■ EXERCISE: Below are the records to retype. Keep every character exactly and leave out the pictures.

■ DATA RECORDS:

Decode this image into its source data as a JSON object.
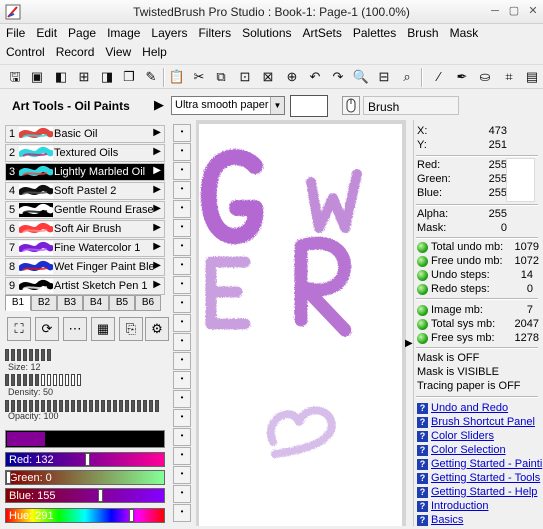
{
  "window": {
    "title": "TwistedBrush Pro Studio : Book-1: Page-1 (100.0%)",
    "minimize": "─",
    "restore": "▢",
    "close": "✕"
  },
  "menu_row1": [
    "File",
    "Edit",
    "Page",
    "Image",
    "Layers",
    "Filters",
    "Solutions",
    "ArtSets",
    "Palettes",
    "Brush",
    "Mask"
  ],
  "menu_row2": [
    "Control",
    "Record",
    "View",
    "Help"
  ],
  "toolbar_icons": [
    "save-icon",
    "save-all-icon",
    "page-prev-icon",
    "page-add-icon",
    "page-next-icon",
    "page-copy-icon",
    "script-icon",
    "paste-icon",
    "cut-icon",
    "copy-icon",
    "stamp-icon",
    "stamp-paste-icon",
    "undo-icon",
    "redo-icon",
    "zoom-icon",
    "fit-icon",
    "zoom-out-icon",
    "brush-icon",
    "eyedropper-icon",
    "bucket-icon",
    "crop-icon"
  ],
  "arttools": {
    "title": "Art Tools - Oil Paints",
    "arrow": "▶"
  },
  "brushes": [
    {
      "num": "1",
      "name": "Basic Oil",
      "color": "#e0463e",
      "accent": "#2ed8e0"
    },
    {
      "num": "2",
      "name": "Textured Oils",
      "color": "#2ed8e0",
      "accent": "#c02070"
    },
    {
      "num": "3",
      "name": "Lightly Marbled Oil",
      "color": "#2ed8e0",
      "accent": "#ff4040"
    },
    {
      "num": "4",
      "name": "Soft Pastel 2",
      "color": "#111111",
      "accent": "#555555"
    },
    {
      "num": "5",
      "name": "Gentle Round Eraser",
      "color": "#ffffff",
      "accent": "#000000"
    },
    {
      "num": "6",
      "name": "Soft Air Brush",
      "color": "#ff3b3b",
      "accent": "#ff9090"
    },
    {
      "num": "7",
      "name": "Fine Watercolor 1",
      "color": "#7a1fd6",
      "accent": "#c060ff"
    },
    {
      "num": "8",
      "name": "Wet Finger Paint Blen",
      "color": "#1a2fd0",
      "accent": "#e01010"
    },
    {
      "num": "9",
      "name": "Artist Sketch Pen 1",
      "color": "#000000",
      "accent": "#ffffff"
    }
  ],
  "selected_brush": "3",
  "banks": [
    "B1",
    "B2",
    "B3",
    "B4",
    "B5",
    "B6"
  ],
  "selected_bank": "B1",
  "sliders": {
    "size": {
      "label": "Size: 12",
      "filled": 8,
      "total": 8
    },
    "density": {
      "label": "Density: 50",
      "filled": 6,
      "total": 13
    },
    "opacity": {
      "label": "Opacity: 100",
      "filled": 26,
      "total": 26
    }
  },
  "current_color": "#840097",
  "color_bars": [
    {
      "label": "Red: 132",
      "value": 132,
      "max": 255,
      "from": "#000098",
      "to": "#ff0098"
    },
    {
      "label": "Green: 0",
      "value": 0,
      "max": 255,
      "from": "#840000",
      "to": "#84ff97"
    },
    {
      "label": "Blue: 155",
      "value": 155,
      "max": 255,
      "from": "#840000",
      "to": "#8400ff"
    },
    {
      "label": "Hue: 291",
      "value": 291,
      "max": 360,
      "from": "rainbow",
      "to": "rainbow"
    }
  ],
  "options": {
    "paper": "Ultra smooth paper",
    "brush_label": "Brush"
  },
  "info": {
    "x_label": "X:",
    "x": "473",
    "y_label": "Y:",
    "y": "251",
    "red_label": "Red:",
    "red": "255",
    "green_label": "Green:",
    "green": "255",
    "blue_label": "Blue:",
    "blue": "255",
    "alpha_label": "Alpha:",
    "alpha": "255",
    "mask_label": "Mask:",
    "mask": "0"
  },
  "stats1": [
    {
      "label": "Total undo mb:",
      "value": "1079"
    },
    {
      "label": "Free undo mb:",
      "value": "1072"
    },
    {
      "label": "Undo steps:",
      "value": "14"
    },
    {
      "label": "Redo steps:",
      "value": "0"
    }
  ],
  "stats2": [
    {
      "label": "Image mb:",
      "value": "7"
    },
    {
      "label": "Total sys mb:",
      "value": "2047"
    },
    {
      "label": "Free sys mb:",
      "value": "1278"
    }
  ],
  "status_lines": [
    "Mask is OFF",
    "Mask is VISIBLE",
    "Tracing paper is OFF"
  ],
  "help_links": [
    "Undo and Redo",
    "Brush Shortcut Panel",
    "Color Sliders",
    "Color Selection",
    "Getting Started - Painti",
    "Getting Started - Tools",
    "Getting Started - Help",
    "Introduction",
    "Basics"
  ],
  "canvas_letters": [
    "G",
    "W",
    "E",
    "R"
  ]
}
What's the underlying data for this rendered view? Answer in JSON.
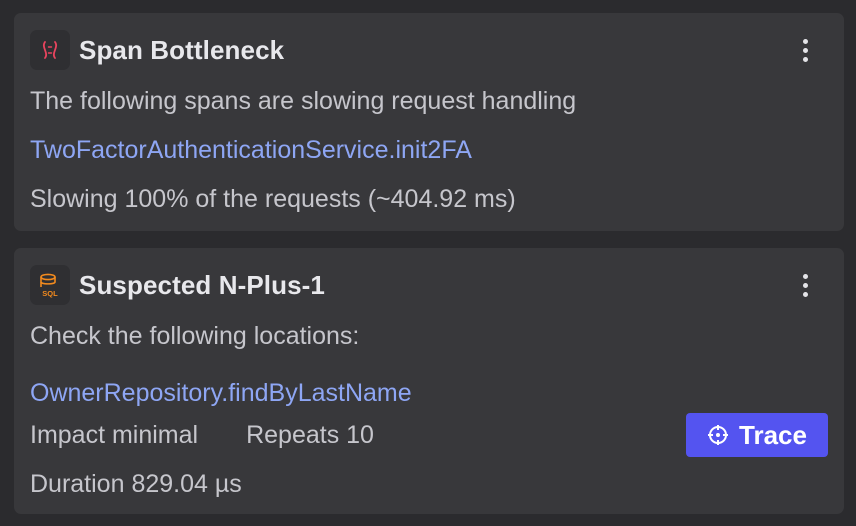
{
  "insights": [
    {
      "title": "Span Bottleneck",
      "icon": "span-bottleneck-icon",
      "icon_color": "#e8445e",
      "description": "The following spans are slowing request handling",
      "span_link": "TwoFactorAuthenticationService.init2FA",
      "detail": "Slowing 100% of the requests (~404.92 ms)"
    },
    {
      "title": "Suspected N-Plus-1",
      "icon": "sql-database-icon",
      "icon_color": "#f28a1e",
      "icon_text": "SQL",
      "description": "Check the following locations:",
      "location_link": "OwnerRepository.findByLastName",
      "impact": "Impact minimal",
      "repeats": "Repeats 10",
      "duration": "Duration 829.04 µs",
      "trace_button": {
        "label": "Trace",
        "icon": "crosshair-icon",
        "color": "#5454f0"
      }
    }
  ],
  "colors": {
    "background": "#2b2b2e",
    "card": "#38383b",
    "link": "#8ea6f4",
    "text": "#c6c6cc",
    "title": "#e8e8ec"
  }
}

■ RESPONSE FOR THIS EXERCISE:
Decode this image into its source data as a JSON object.
{
  "window": {
    "title": "TwistedBrush Pro Studio : Book-1: Page-1 (100.0%)",
    "minimize": "─",
    "restore": "▢",
    "close": "✕"
  },
  "menu_row1": [
    "File",
    "Edit",
    "Page",
    "Image",
    "Layers",
    "Filters",
    "Solutions",
    "ArtSets",
    "Palettes",
    "Brush",
    "Mask"
  ],
  "menu_row2": [
    "Control",
    "Record",
    "View",
    "Help"
  ],
  "toolbar_icons": [
    "save-icon",
    "save-all-icon",
    "page-prev-icon",
    "page-add-icon",
    "page-next-icon",
    "page-copy-icon",
    "script-icon",
    "paste-icon",
    "cut-icon",
    "copy-icon",
    "stamp-icon",
    "stamp-paste-icon",
    "undo-icon",
    "redo-icon",
    "zoom-icon",
    "fit-icon",
    "zoom-out-icon",
    "brush-icon",
    "eyedropper-icon",
    "bucket-icon",
    "crop-icon"
  ],
  "arttools": {
    "title": "Art Tools - Oil Paints",
    "arrow": "▶"
  },
  "brushes": [
    {
      "num": "1",
      "name": "Basic Oil",
      "color": "#e0463e",
      "accent": "#2ed8e0"
    },
    {
      "num": "2",
      "name": "Textured Oils",
      "color": "#2ed8e0",
      "accent": "#c02070"
    },
    {
      "num": "3",
      "name": "Lightly Marbled Oil",
      "color": "#2ed8e0",
      "accent": "#ff4040"
    },
    {
      "num": "4",
      "name": "Soft Pastel 2",
      "color": "#111111",
      "accent": "#555555"
    },
    {
      "num": "5",
      "name": "Gentle Round Eraser",
      "color": "#ffffff",
      "accent": "#000000"
    },
    {
      "num": "6",
      "name": "Soft Air Brush",
      "color": "#ff3b3b",
      "accent": "#ff9090"
    },
    {
      "num": "7",
      "name": "Fine Watercolor 1",
      "color": "#7a1fd6",
      "accent": "#c060ff"
    },
    {
      "num": "8",
      "name": "Wet Finger Paint Blen",
      "color": "#1a2fd0",
      "accent": "#e01010"
    },
    {
      "num": "9",
      "name": "Artist Sketch Pen 1",
      "color": "#000000",
      "accent": "#ffffff"
    }
  ],
  "selected_brush": "3",
  "banks": [
    "B1",
    "B2",
    "B3",
    "B4",
    "B5",
    "B6"
  ],
  "selected_bank": "B1",
  "sliders": {
    "size": {
      "label": "Size: 12",
      "filled": 8,
      "total": 8
    },
    "density": {
      "label": "Density: 50",
      "filled": 6,
      "total": 13
    },
    "opacity": {
      "label": "Opacity: 100",
      "filled": 26,
      "total": 26
    }
  },
  "current_color": "#840097",
  "color_bars": [
    {
      "label": "Red: 132",
      "value": 132,
      "max": 255,
      "from": "#000098",
      "to": "#ff0098"
    },
    {
      "label": "Green: 0",
      "value": 0,
      "max": 255,
      "from": "#840000",
      "to": "#84ff97"
    },
    {
      "label": "Blue: 155",
      "value": 155,
      "max": 255,
      "from": "#840000",
      "to": "#8400ff"
    },
    {
      "label": "Hue: 291",
      "value": 291,
      "max": 360,
      "from": "rainbow",
      "to": "rainbow"
    }
  ],
  "options": {
    "paper": "Ultra smooth paper",
    "brush_label": "Brush"
  },
  "info": {
    "x_label": "X:",
    "x": "473",
    "y_label": "Y:",
    "y": "251",
    "red_label": "Red:",
    "red": "255",
    "green_label": "Green:",
    "green": "255",
    "blue_label": "Blue:",
    "blue": "255",
    "alpha_label": "Alpha:",
    "alpha": "255",
    "mask_label": "Mask:",
    "mask": "0"
  },
  "stats1": [
    {
      "label": "Total undo mb:",
      "value": "1079"
    },
    {
      "label": "Free undo mb:",
      "value": "1072"
    },
    {
      "label": "Undo steps:",
      "value": "14"
    },
    {
      "label": "Redo steps:",
      "value": "0"
    }
  ],
  "stats2": [
    {
      "label": "Image mb:",
      "value": "7"
    },
    {
      "label": "Total sys mb:",
      "value": "2047"
    },
    {
      "label": "Free sys mb:",
      "value": "1278"
    }
  ],
  "status_lines": [
    "Mask is OFF",
    "Mask is VISIBLE",
    "Tracing paper is OFF"
  ],
  "help_links": [
    "Undo and Redo",
    "Brush Shortcut Panel",
    "Color Sliders",
    "Color Selection",
    "Getting Started - Painti",
    "Getting Started - Tools",
    "Getting Started - Help",
    "Introduction",
    "Basics"
  ],
  "canvas_letters": [
    "G",
    "W",
    "E",
    "R"
  ]
}
What's the underlying data for this rendered view? Answer in JSON.
{
  "insights": [
    {
      "title": "Span Bottleneck",
      "icon": "span-bottleneck-icon",
      "icon_color": "#e8445e",
      "description": "The following spans are slowing request handling",
      "span_link": "TwoFactorAuthenticationService.init2FA",
      "detail": "Slowing 100% of the requests (~404.92 ms)"
    },
    {
      "title": "Suspected N-Plus-1",
      "icon": "sql-database-icon",
      "icon_color": "#f28a1e",
      "icon_text": "SQL",
      "description": "Check the following locations:",
      "location_link": "OwnerRepository.findByLastName",
      "impact": "Impact minimal",
      "repeats": "Repeats 10",
      "duration": "Duration 829.04 µs",
      "trace_button": {
        "label": "Trace",
        "icon": "crosshair-icon",
        "color": "#5454f0"
      }
    }
  ],
  "colors": {
    "background": "#2b2b2e",
    "card": "#38383b",
    "link": "#8ea6f4",
    "text": "#c6c6cc",
    "title": "#e8e8ec"
  }
}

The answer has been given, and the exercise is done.